● Another scam tactic is getting remote access to your computer to fix an issue. If you receive a text or email saying there’s a problem with your Amazon account, and you should use a provided link to contact customer service, it’s a scam. Unless the person requesting access is associated with a technical repair service you contacted, do not allow them to take control of your computer. Taking control of your computer may enable them to introduce malware that will send passwords and PINs back to them.
● Tricking you into providing a credit card number is their ultimate goal. People posing as customer service agents looking into imaginary problems with one of your orders may ask for the credit card number you used. Never provide this information, or your password or PIN, to someone over the phone or by text message.
● Gift cards are used in some Amazon refund scams. Victims are instructed to load money onto gift cards (including Amazon cards), then send a photo of the identifying numbers or read the numbers back to the fake customer service rep on the telephone. They may tell you they’re refunding purchases onto the Amazon card or using the number on the card to track down scammers.
● Amazon Prime scams may look like a notification that Prime members are eligible for a special sweepstakes or that there’s a problem with their Prime account. Similar to the Amazon email scams above, these messages should be ignored.
Warning Signs of Amazon Scams
If you’ve received a message from Amazon about a problem with your account, an order you placed, or the delivery of a package, it’s likely a scam.
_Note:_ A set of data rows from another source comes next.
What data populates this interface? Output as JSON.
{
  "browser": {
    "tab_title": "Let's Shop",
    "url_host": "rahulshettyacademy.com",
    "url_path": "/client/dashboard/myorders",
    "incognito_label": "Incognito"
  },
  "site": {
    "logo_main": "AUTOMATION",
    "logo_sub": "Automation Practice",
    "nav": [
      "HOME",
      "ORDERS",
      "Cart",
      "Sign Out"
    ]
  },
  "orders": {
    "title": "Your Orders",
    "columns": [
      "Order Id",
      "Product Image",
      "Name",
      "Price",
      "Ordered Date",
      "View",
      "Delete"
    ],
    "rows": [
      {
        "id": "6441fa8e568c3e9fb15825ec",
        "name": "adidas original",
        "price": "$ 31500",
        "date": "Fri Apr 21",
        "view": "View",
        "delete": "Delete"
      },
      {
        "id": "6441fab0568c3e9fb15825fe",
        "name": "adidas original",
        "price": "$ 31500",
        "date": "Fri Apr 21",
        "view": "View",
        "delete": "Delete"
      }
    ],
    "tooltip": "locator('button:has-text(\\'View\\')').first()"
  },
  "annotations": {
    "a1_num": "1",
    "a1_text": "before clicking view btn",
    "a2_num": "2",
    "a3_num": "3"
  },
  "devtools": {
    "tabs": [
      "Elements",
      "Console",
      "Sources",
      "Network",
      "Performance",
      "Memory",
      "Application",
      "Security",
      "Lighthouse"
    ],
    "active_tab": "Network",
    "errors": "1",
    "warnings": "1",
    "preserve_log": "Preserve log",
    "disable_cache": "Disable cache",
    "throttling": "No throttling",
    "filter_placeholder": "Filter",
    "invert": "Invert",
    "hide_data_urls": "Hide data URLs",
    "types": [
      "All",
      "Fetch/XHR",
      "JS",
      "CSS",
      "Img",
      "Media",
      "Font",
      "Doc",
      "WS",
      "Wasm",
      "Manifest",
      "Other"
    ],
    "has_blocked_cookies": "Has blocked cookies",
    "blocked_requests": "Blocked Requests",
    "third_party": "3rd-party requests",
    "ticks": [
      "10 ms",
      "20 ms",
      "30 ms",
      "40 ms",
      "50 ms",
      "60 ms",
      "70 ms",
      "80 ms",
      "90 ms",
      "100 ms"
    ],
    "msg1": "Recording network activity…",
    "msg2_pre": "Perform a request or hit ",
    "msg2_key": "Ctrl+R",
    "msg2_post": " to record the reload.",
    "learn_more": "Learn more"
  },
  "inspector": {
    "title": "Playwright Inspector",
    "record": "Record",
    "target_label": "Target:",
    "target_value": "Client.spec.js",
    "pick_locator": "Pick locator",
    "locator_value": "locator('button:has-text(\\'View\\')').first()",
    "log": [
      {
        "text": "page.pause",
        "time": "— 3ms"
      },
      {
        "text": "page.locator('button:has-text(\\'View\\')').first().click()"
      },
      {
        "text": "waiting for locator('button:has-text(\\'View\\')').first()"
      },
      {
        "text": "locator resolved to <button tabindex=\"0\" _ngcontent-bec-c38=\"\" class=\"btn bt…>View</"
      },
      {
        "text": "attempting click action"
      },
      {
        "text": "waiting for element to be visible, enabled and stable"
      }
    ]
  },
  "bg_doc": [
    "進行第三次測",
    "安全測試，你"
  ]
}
If you get an email from someone saying they are Amazon customer service and need you to verify account information, it’s likely a scam.
Fraudulent use of Amazon’s name is so widespread that any contact about your account or an order is much more likely to be a scam than a legitimate issue.
In particular, watch for these signs:
● Errors in the URL are a giveaway – Amazon always ends in “.com” never “.biz” or “.co.” Also, make sure that you’re seeing correct spelling and not “Annazon” (which can look similar) or “Amaz0n.” An email lookup tool may help determine if a message is authentic.
● Urgency in a message about a package delivery or account issue is a red flag. If they pressure you to contact customer service immediately using a link provided, be skeptical. Avoid using the link and log on as you usually do.
● Genuine customer service employees do not ask for additional personal information like your birthdate or credit card PIN.
How to Avoid Amazon Scams
It takes some effort to avoid scams that are so widespread. The key is to be skeptical of outreach from customer service representatives of any business or organization. Scammers are always looking for new ways to trap people and steal information. They may already have some of your information, such as an email password or birthdate, stolen from another source and illegally sold online.
You may use a reverse phone number lookup tool to verify that a call is actually from Amazon.
Avoid Amazon scams by screening your calls. Let messages from unknown callers or text messages sit before responding to them. Look over web addresses and emails carefully to weed out those that are misspelled or contain poor grammar. If a message is from Amazon, they will have your name and other details; they don’t need to confirm your account information.
Any time you get a message that requires immediate attention, stop and think. Consider the likelihood that it’s a scam, and avoid reacting in haste.